The Community Right to Build is a particular kind of neighbourhood development order, which would grant planning permission for specific developments. They will be subject to various procedures including a local referendum.

Owners of property on the List of Assets of Community Value will not be able to dispose of it without advertising the fact first so that a community organisation can make an offer for it.  

Outside urban areas, most of these things will be dealt with by parish councils.  In areas such as Bath there will have to be a process for identifying who can take action on them.

Neighbourhood Plans and Neighbourhood Development Orders will be the responsibility of “Neighbourhood Forums” acting in “Neighbourhood Areas”.  There can be only one Neighbourhood Forum in a Neighbourhood Area at a time, and it lasts for five years.  Any organisation can offer itself as a Neighbourhood Forum, subject to certain restrictions, and B&NES will have the main role in deciding which of them go ahead in an area.
 
The Community Right to Build is to be exercised by a “community organisation”, which is a “body
 corporate established for the express purpose of furthering the social, economic and environmental well being of individuals living, or wanting to live, in a particular area”, and which meets other conditions which the Government sets out in regulations.

Assets of Community Value may be nominated for a List by a voluntary or community body with a local connection (or otherwise as determined by a local authority), and it is the local authority which decides what goes on the list..  

FoBRA, TARA and other residents’ associations are concerned at the risk that commercial developers may capture and exploit these mechanisms. Most of them would be pretty expensive to use (a neighbourhood plan could easily cost £50,000 or more), and it is unlikely most genuine community organisations would easily be able to afford to use them. We have drawn these concerns to the attention of B&NES, who are currently developing protocols for handling their own role in these processes.

The Live Music Bill


Don Foster, is taking the Live Music Bill through the House of Commons.

This piece of legislation will remove controls on amplified and unamplified music at venues with a capacity up to 200 people. There are many pubs, bars and restaurants in the centre of Bath which feature live music, but few of them have a capacity of more than 200. So at a stroke this measure will remove noise controls from most venues in the city.

Residents in Bath are already too often subjected to unnecessary disturbance from the night time economy, including the noise of music and the noise of patrons making their way to and from their favourite night spot. It is very difficult to keep the lid on this nuisance, but residents’ associations have worked with the licensing authority to press for sensible controls.
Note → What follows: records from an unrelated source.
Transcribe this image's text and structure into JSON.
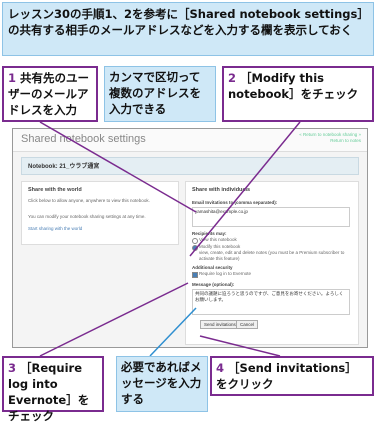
{
  "intro": "レッスン30の手順1、2を参考に［Shared notebook settings］の共有する相手のメールアドレスなどを入力する欄を表示しておく",
  "callouts": {
    "c1": {
      "num": "1",
      "text": "共有先のユーザーのメールアドレスを入力"
    },
    "blue1": "カンマで区切って複数のアドレスを入力できる",
    "c2": {
      "num": "2",
      "text": "［Modify this notebook］をチェック"
    },
    "c3": {
      "num": "3",
      "text": "［Require log into Evernote］をチェック"
    },
    "blue2": "必要であればメッセージを入力する",
    "c4": {
      "num": "4",
      "text": "［Send invitations］をクリック"
    }
  },
  "screenshot": {
    "title": "Shared notebook settings",
    "links": [
      "« Return to notebook sharing »",
      "Return to notes"
    ],
    "notebook_label": "Notebook: 21_ウラブ通宮",
    "world": {
      "heading": "Share with the world",
      "desc": "Click below to allow anyone, anywhere to view this notebook.",
      "note": "You can modify your notebook sharing settings at any time.",
      "button": "Start sharing with the world"
    },
    "individuals": {
      "heading": "Share with individuals",
      "email_label": "Email Invitations to (comma separated):",
      "email_value": "yamashita@example.co.jp",
      "recipients_label": "Recipients may:",
      "opt_view": "View this notebook",
      "opt_modify": "Modify this notebook",
      "opt_modify_desc": "view, create, edit and delete notes (you must be a Premium subscriber to activate this feature)",
      "security_label": "Additional security",
      "require_login": "Require log in to Evernote",
      "message_label": "Message (optional):",
      "message_value": "共同の議題に迫ろうと思うのですが、ご意見をお寄せください。よろしくお願いします。",
      "send_button": "Send invitations",
      "cancel_button": "Cancel"
    }
  }
}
With a few exceptions, we have a reasonable compromise at the moment, and most significant licensed premises have noise conditions written into their licence.

10,500 residents live in the two central wards, Abbey and Kingsmead, including some 900 children and 1,800 elderly people, most of whom live only a stone’s throw from one or more licensed premises.

Noone is objecting to live music as such, as it brings great pleasure to many people.  But particularly where it is amplified, there is the risk of disturbance, and so it is absolutely right that there should be controls on noise. If the Live Music Bill is passed into law, the only way in which residents will be able to regain a degree of control is to go to the length of applying for a licence review or invoking the Noise Act. Both involve very onerous procedure, with an uncertain outcome.

Like the Licensing Act 2003, which has caused so much damage in city centres across the country, including Bath, the Live Music Bill is presented as an innocuous measure of ‘deregulation’. Its promoters even claim that there is a quantifiable increase in ‘wellbeing from attendance and participation in more live music performance’. The pub trade object to the ‘hassle of red tape’ and are all in favour of the Bill.

We urge other residents who don’t share the trade’s view about this to write as we have done to Don Foster at the House of Commons, London SW1A 0AA, or don@donfoster.co.uk, to ask that the Bill be amended so that sensible controls on noise are not swept away.